Page and application data records
• • • • •

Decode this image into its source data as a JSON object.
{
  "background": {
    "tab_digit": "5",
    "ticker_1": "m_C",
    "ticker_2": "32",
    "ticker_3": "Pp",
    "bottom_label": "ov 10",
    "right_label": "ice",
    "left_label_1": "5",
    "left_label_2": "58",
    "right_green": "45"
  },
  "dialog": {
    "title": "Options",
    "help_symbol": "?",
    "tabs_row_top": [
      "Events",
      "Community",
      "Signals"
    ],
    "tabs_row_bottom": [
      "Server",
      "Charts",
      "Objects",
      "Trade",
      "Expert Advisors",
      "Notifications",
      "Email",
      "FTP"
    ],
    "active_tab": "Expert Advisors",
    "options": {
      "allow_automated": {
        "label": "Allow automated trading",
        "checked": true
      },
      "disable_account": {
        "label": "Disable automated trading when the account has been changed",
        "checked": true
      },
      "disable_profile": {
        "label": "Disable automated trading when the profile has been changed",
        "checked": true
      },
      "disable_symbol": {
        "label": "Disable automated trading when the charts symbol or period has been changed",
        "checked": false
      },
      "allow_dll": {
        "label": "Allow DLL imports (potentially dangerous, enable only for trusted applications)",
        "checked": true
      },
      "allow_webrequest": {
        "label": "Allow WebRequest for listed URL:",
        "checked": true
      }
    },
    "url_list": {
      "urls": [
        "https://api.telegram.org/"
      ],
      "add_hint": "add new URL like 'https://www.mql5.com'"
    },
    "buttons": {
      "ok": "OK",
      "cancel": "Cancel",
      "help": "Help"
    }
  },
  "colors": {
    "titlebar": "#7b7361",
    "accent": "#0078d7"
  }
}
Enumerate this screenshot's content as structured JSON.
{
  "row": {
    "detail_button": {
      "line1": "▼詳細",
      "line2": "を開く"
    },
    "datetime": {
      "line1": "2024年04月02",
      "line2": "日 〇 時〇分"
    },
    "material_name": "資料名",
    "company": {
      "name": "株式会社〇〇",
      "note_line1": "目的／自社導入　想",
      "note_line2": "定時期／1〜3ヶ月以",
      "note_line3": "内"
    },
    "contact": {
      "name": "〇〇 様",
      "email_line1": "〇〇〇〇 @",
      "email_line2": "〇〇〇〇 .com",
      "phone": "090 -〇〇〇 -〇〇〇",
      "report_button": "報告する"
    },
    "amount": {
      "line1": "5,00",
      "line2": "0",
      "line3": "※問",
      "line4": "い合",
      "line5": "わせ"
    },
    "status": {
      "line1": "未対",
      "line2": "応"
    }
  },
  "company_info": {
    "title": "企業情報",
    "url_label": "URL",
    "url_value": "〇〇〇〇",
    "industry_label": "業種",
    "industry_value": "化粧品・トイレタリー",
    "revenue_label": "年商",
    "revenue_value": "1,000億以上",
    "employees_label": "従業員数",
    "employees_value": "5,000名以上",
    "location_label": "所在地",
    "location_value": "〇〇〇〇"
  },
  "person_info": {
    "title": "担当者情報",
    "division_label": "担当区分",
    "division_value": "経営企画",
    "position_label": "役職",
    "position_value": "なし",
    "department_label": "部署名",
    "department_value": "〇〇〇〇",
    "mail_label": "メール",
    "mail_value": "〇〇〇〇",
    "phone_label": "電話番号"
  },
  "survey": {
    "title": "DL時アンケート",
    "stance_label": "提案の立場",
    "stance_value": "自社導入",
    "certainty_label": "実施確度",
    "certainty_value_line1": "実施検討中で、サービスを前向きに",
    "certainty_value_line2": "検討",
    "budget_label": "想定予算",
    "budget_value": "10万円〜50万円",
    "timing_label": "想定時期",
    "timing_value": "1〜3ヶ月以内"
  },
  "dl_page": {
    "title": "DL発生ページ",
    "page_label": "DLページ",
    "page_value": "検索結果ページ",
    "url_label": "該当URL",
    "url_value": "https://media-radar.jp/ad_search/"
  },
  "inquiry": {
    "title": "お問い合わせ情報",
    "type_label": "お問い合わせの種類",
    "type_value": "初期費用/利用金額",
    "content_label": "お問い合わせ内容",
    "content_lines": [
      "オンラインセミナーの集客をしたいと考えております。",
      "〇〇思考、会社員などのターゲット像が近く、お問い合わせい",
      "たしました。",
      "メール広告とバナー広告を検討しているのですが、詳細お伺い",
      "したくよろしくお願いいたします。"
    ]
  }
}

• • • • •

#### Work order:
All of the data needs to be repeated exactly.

#### Expected output:
Decode this image into its source data as a JSON object.
{
  "background": {
    "tab_digit": "5",
    "ticker_1": "m_C",
    "ticker_2": "32",
    "ticker_3": "Pp",
    "bottom_label": "ov 10",
    "right_label": "ice",
    "left_label_1": "5",
    "left_label_2": "58",
    "right_green": "45"
  },
  "dialog": {
    "title": "Options",
    "help_symbol": "?",
    "tabs_row_top": [
      "Events",
      "Community",
      "Signals"
    ],
    "tabs_row_bottom": [
      "Server",
      "Charts",
      "Objects",
      "Trade",
      "Expert Advisors",
      "Notifications",
      "Email",
      "FTP"
    ],
    "active_tab": "Expert Advisors",
    "options": {
      "allow_automated": {
        "label": "Allow automated trading",
        "checked": true
      },
      "disable_account": {
        "label": "Disable automated trading when the account has been changed",
        "checked": true
      },
      "disable_profile": {
        "label": "Disable automated trading when the profile has been changed",
        "checked": true
      },
      "disable_symbol": {
        "label": "Disable automated trading when the charts symbol or period has been changed",
        "checked": false
      },
      "allow_dll": {
        "label": "Allow DLL imports (potentially dangerous, enable only for trusted applications)",
        "checked": true
      },
      "allow_webrequest": {
        "label": "Allow WebRequest for listed URL:",
        "checked": true
      }
    },
    "url_list": {
      "urls": [
        "https://api.telegram.org/"
      ],
      "add_hint": "add new URL like 'https://www.mql5.com'"
    },
    "buttons": {
      "ok": "OK",
      "cancel": "Cancel",
      "help": "Help"
    }
  },
  "colors": {
    "titlebar": "#7b7361",
    "accent": "#0078d7"
  }
}
Enumerate this screenshot's content as structured JSON.
{
  "row": {
    "detail_button": {
      "line1": "▼詳細",
      "line2": "を開く"
    },
    "datetime": {
      "line1": "2024年04月02",
      "line2": "日 〇 時〇分"
    },
    "material_name": "資料名",
    "company": {
      "name": "株式会社〇〇",
      "note_line1": "目的／自社導入　想",
      "note_line2": "定時期／1〜3ヶ月以",
      "note_line3": "内"
    },
    "contact": {
      "name": "〇〇 様",
      "email_line1": "〇〇〇〇 @",
      "email_line2": "〇〇〇〇 .com",
      "phone": "090 -〇〇〇 -〇〇〇",
      "report_button": "報告する"
    },
    "amount": {
      "line1": "5,00",
      "line2": "0",
      "line3": "※問",
      "line4": "い合",
      "line5": "わせ"
    },
    "status": {
      "line1": "未対",
      "line2": "応"
    }
  },
  "company_info": {
    "title": "企業情報",
    "url_label": "URL",
    "url_value": "〇〇〇〇",
    "industry_label": "業種",
    "industry_value": "化粧品・トイレタリー",
    "revenue_label": "年商",
    "revenue_value": "1,000億以上",
    "employees_label": "従業員数",
    "employees_value": "5,000名以上",
    "location_label": "所在地",
    "location_value": "〇〇〇〇"
  },
  "person_info": {
    "title": "担当者情報",
    "division_label": "担当区分",
    "division_value": "経営企画",
    "position_label": "役職",
    "position_value": "なし",
    "department_label": "部署名",
    "department_value": "〇〇〇〇",
    "mail_label": "メール",
    "mail_value": "〇〇〇〇",
    "phone_label": "電話番号"
  },
  "survey": {
    "title": "DL時アンケート",
    "stance_label": "提案の立場",
    "stance_value": "自社導入",
    "certainty_label": "実施確度",
    "certainty_value_line1": "実施検討中で、サービスを前向きに",
    "certainty_value_line2": "検討",
    "budget_label": "想定予算",
    "budget_value": "10万円〜50万円",
    "timing_label": "想定時期",
    "timing_value": "1〜3ヶ月以内"
  },
  "dl_page": {
    "title": "DL発生ページ",
    "page_label": "DLページ",
    "page_value": "検索結果ページ",
    "url_label": "該当URL",
    "url_value": "https://media-radar.jp/ad_search/"
  },
  "inquiry": {
    "title": "お問い合わせ情報",
    "type_label": "お問い合わせの種類",
    "type_value": "初期費用/利用金額",
    "content_label": "お問い合わせ内容",
    "content_lines": [
      "オンラインセミナーの集客をしたいと考えております。",
      "〇〇思考、会社員などのターゲット像が近く、お問い合わせい",
      "たしました。",
      "メール広告とバナー広告を検討しているのですが、詳細お伺い",
      "したくよろしくお願いいたします。"
    ]
  }
}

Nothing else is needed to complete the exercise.